─── Supplied records
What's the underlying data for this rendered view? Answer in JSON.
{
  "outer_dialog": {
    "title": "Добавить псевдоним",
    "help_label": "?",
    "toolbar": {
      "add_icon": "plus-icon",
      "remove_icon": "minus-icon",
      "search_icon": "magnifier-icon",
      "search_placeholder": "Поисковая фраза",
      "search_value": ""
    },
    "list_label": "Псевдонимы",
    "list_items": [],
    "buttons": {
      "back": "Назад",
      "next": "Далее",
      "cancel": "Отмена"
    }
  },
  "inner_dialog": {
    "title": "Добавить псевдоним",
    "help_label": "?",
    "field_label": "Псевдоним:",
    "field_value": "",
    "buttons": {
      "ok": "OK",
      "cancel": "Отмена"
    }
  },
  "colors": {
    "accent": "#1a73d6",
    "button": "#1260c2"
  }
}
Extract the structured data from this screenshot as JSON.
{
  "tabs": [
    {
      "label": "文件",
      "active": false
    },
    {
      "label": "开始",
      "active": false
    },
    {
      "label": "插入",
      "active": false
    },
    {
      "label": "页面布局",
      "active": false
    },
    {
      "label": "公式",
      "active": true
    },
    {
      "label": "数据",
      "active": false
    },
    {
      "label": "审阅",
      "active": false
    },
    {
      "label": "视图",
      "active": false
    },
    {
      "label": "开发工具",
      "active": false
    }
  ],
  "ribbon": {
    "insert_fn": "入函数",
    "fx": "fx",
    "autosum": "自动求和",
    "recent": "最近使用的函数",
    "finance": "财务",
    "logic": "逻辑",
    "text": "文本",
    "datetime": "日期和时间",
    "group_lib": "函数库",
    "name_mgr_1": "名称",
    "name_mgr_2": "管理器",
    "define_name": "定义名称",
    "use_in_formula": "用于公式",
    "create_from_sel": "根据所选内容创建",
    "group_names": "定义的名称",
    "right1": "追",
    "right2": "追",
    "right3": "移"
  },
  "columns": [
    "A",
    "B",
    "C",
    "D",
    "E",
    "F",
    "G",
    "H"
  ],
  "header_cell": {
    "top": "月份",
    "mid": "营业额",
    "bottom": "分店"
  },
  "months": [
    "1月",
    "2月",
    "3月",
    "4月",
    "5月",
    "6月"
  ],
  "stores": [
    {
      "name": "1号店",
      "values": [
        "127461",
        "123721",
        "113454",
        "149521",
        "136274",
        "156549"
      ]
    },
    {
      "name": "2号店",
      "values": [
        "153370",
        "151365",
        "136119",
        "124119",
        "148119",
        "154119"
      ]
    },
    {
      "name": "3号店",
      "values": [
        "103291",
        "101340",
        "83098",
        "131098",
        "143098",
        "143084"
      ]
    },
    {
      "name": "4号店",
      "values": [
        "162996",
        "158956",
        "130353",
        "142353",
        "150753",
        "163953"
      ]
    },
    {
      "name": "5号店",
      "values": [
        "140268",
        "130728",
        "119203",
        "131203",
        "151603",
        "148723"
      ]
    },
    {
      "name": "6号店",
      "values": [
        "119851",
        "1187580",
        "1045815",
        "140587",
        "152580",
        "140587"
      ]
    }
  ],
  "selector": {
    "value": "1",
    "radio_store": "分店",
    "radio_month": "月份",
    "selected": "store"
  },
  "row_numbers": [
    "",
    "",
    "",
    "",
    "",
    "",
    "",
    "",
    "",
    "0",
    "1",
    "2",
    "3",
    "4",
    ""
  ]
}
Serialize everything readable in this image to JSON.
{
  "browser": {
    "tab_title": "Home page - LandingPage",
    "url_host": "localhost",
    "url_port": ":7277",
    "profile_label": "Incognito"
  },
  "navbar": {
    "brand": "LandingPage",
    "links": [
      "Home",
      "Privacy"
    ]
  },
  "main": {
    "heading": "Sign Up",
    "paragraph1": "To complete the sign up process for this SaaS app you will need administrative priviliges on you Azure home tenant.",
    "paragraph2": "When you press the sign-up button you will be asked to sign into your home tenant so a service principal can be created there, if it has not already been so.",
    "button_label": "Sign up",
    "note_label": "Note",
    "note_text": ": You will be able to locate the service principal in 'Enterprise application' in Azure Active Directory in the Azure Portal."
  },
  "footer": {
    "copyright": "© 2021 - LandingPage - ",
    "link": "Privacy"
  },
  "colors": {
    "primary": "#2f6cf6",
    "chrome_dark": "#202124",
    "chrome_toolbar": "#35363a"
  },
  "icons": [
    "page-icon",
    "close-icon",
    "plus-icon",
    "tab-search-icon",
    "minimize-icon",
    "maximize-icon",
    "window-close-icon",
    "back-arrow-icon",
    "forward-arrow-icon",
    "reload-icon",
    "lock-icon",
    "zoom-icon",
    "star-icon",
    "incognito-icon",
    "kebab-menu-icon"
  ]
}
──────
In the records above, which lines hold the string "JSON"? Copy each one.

Written solution ->
What's the underlying data for this rendered view? Answer in JSON.
Extract the structured data from this screenshot as JSON.
Serialize everything readable in this image to JSON.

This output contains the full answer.